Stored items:
____

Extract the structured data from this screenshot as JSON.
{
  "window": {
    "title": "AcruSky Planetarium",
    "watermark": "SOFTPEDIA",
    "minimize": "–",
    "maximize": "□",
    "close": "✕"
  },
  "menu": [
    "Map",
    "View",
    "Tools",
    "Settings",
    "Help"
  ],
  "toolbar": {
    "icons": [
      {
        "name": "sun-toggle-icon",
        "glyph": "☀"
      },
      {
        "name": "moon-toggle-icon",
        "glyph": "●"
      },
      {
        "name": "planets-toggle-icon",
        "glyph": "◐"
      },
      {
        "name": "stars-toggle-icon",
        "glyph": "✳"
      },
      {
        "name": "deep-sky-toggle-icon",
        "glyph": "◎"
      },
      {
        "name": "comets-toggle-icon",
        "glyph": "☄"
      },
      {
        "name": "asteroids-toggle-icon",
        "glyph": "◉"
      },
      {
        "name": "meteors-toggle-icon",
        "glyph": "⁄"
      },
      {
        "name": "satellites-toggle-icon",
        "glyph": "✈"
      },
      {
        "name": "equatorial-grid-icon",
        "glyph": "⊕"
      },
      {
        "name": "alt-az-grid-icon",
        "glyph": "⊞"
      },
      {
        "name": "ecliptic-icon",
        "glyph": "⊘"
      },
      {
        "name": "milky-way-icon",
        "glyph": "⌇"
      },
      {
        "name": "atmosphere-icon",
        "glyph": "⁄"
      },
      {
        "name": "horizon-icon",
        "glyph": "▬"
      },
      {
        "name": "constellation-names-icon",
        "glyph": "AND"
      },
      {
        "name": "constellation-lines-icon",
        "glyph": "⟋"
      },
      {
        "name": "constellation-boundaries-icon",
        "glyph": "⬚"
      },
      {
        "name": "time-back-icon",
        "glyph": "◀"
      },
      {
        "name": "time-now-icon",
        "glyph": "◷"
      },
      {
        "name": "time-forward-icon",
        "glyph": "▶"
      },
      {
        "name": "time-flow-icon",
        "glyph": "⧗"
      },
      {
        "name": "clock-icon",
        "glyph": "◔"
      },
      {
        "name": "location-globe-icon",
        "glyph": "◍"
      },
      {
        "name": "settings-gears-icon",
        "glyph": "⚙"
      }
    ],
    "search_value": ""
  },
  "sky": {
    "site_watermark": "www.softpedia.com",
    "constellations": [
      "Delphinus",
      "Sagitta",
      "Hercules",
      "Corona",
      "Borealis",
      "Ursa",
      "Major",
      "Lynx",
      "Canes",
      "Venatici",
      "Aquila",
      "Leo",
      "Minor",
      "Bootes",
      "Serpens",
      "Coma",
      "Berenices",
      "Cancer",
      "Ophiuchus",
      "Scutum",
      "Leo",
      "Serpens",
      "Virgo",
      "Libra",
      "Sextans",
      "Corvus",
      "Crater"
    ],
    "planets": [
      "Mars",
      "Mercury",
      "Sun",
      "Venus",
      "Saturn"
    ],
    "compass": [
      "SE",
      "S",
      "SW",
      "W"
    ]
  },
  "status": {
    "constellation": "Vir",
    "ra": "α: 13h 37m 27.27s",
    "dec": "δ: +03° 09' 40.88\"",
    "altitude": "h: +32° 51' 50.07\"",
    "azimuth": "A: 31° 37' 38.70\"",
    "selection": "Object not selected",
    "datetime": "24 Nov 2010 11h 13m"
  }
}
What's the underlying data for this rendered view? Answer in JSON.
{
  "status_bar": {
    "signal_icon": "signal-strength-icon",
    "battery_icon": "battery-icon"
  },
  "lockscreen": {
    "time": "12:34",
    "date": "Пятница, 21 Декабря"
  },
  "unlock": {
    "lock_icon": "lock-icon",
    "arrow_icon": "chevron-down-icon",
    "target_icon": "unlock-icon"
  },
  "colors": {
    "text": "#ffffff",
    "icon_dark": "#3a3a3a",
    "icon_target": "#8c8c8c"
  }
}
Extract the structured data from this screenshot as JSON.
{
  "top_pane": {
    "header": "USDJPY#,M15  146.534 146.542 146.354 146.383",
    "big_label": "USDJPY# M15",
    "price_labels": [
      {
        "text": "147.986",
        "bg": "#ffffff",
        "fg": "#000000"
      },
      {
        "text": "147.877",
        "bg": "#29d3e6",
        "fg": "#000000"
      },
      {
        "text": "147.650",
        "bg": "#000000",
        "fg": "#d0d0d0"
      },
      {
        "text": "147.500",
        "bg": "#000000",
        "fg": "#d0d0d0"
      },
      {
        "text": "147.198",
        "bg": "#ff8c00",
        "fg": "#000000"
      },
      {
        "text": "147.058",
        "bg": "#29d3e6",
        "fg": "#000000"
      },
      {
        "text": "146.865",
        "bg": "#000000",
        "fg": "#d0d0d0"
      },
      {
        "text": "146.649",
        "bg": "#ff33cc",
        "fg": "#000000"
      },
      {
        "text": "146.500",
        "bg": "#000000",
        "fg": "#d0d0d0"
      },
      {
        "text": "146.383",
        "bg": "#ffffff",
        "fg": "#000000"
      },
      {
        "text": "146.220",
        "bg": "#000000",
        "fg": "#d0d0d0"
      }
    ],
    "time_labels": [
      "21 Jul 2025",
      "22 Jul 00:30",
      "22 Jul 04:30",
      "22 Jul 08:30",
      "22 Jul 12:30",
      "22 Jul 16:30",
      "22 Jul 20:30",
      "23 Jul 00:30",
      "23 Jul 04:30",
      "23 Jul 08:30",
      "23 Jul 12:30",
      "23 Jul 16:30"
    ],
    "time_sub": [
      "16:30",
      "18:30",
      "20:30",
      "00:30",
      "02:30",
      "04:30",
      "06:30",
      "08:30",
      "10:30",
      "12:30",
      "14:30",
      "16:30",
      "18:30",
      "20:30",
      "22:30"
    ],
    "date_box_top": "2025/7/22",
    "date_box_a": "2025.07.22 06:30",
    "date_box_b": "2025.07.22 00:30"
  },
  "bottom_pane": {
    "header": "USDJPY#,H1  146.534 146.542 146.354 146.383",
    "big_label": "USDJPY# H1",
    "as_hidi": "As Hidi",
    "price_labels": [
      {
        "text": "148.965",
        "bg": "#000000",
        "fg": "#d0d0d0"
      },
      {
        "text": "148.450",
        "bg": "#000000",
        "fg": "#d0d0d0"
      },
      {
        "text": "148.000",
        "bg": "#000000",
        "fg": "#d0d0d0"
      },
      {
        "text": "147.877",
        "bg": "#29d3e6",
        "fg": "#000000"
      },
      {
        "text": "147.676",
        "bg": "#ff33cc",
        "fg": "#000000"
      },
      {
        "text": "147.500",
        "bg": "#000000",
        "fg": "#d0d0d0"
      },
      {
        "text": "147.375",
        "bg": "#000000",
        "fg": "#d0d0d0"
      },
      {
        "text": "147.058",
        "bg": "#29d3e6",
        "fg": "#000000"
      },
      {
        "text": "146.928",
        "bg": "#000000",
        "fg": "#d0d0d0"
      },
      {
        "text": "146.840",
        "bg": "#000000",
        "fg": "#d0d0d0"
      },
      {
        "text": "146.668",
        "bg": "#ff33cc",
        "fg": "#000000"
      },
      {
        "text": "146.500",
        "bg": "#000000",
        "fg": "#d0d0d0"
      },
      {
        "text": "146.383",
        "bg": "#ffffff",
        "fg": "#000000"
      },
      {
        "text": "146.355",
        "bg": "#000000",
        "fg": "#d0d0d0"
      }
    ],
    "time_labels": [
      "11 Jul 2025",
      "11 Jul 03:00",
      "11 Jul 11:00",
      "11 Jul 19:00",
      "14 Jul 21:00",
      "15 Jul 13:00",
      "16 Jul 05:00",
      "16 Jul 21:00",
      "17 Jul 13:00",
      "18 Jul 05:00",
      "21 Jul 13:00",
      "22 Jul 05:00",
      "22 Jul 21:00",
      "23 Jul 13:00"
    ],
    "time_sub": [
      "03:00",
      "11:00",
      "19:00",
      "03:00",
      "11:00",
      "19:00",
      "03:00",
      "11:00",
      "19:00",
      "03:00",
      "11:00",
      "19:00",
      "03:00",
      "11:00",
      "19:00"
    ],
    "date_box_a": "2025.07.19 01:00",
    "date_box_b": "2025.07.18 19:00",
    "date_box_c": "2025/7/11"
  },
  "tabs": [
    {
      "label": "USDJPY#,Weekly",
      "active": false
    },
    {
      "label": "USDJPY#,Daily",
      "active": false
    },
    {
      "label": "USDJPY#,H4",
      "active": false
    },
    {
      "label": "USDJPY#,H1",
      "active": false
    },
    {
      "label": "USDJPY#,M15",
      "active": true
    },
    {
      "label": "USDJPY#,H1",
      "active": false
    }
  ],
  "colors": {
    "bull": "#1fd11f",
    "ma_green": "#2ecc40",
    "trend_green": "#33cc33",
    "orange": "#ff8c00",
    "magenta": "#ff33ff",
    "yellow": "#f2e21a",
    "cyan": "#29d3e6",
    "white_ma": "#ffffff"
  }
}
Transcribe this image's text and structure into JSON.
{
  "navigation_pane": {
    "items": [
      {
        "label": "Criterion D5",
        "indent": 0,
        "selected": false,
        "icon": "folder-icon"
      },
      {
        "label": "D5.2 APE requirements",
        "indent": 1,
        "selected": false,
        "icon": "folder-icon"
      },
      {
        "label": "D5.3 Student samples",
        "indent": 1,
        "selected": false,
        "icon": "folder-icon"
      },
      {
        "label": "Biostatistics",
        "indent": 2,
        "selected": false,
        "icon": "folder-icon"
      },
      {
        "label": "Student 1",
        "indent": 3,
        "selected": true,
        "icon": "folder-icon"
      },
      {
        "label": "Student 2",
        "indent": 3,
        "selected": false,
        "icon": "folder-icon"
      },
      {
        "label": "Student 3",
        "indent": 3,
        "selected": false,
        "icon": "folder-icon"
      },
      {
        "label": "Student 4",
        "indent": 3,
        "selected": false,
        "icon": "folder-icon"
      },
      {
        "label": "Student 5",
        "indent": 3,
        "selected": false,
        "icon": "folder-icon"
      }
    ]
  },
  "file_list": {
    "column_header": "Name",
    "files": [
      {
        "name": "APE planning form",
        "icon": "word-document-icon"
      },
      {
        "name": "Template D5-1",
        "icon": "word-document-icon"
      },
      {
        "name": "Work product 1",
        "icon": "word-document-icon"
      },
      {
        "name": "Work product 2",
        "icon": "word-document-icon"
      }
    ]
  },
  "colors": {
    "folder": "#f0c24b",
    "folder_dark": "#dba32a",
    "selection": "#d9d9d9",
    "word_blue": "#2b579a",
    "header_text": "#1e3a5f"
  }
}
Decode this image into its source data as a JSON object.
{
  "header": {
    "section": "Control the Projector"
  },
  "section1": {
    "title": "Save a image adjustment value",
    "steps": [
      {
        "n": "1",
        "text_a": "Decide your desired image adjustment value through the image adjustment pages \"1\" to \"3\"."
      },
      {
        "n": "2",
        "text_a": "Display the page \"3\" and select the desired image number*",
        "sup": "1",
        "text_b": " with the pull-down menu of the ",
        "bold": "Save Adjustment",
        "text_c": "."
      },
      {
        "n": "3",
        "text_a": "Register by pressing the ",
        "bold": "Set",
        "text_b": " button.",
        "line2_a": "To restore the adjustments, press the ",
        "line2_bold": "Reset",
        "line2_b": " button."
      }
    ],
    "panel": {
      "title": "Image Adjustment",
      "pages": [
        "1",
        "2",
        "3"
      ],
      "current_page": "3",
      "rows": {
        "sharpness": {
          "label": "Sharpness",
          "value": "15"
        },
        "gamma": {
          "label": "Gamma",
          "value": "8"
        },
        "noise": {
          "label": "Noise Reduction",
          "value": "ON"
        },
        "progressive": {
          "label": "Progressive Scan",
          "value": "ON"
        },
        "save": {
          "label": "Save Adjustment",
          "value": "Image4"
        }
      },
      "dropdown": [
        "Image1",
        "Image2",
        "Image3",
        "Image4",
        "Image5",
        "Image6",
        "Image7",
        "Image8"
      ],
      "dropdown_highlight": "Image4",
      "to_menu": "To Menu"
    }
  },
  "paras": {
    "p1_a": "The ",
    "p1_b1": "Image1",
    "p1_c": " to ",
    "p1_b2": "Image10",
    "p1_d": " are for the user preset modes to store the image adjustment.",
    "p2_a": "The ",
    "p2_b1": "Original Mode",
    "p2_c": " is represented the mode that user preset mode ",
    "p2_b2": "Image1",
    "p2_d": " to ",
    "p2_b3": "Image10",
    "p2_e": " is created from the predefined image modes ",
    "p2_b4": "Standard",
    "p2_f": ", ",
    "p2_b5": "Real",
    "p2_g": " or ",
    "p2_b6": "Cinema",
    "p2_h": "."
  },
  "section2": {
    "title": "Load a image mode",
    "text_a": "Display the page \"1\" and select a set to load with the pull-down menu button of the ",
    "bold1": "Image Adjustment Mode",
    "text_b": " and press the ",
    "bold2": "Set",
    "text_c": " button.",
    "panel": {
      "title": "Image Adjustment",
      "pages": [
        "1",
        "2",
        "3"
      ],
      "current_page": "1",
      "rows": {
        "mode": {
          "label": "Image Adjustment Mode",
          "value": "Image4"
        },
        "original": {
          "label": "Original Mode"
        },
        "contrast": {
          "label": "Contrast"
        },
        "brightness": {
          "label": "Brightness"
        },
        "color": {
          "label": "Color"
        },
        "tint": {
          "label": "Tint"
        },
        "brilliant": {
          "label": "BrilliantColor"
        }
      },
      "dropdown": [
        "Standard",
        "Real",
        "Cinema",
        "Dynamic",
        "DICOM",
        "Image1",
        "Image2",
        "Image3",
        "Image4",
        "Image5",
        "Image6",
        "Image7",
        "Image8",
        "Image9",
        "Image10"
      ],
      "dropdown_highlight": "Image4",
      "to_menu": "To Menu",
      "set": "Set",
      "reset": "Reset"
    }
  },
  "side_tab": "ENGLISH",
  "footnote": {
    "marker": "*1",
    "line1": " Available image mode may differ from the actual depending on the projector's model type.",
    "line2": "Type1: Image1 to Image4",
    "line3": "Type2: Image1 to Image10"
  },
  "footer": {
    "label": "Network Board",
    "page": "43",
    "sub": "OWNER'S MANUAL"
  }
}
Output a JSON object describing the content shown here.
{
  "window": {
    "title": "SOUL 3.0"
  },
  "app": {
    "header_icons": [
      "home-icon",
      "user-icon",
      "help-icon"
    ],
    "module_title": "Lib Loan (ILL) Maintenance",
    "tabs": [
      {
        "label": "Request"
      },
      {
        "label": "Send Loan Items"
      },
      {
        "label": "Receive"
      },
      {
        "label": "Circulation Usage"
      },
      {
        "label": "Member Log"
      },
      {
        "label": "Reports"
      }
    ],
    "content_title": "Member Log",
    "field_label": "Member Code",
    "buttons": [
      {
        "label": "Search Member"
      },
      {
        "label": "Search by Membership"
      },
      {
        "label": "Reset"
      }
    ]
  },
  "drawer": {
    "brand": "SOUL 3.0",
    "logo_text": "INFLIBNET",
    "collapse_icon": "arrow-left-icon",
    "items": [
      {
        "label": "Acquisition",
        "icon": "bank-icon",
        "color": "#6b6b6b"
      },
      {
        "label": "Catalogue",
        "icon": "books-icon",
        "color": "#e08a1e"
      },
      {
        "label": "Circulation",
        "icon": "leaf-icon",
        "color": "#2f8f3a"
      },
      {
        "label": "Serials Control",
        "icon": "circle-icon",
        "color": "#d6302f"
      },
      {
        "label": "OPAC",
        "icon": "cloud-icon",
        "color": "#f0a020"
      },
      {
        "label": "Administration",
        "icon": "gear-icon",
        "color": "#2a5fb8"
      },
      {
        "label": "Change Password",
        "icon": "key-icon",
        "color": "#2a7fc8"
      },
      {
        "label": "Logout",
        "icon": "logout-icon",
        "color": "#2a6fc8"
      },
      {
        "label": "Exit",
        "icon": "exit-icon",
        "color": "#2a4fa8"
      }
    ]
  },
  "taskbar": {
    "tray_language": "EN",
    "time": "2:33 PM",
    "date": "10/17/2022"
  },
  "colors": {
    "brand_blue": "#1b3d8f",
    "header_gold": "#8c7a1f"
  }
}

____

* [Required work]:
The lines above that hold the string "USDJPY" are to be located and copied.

* [Solution for this exercise]:
    "header": "USDJPY#,M15  146.534 146.542 146.354 146.383",
    "big_label": "USDJPY# M15",
    "header": "USDJPY#,H1  146.534 146.542 146.354 146.383",
    "big_label": "USDJPY# H1",
      "label": "USDJPY#,Weekly",
      "label": "USDJPY#,Daily",
      "label": "USDJPY#,H4",
      "label": "USDJPY#,H1",
      "label": "USDJPY#,M15",
      "label": "USDJPY#,H1",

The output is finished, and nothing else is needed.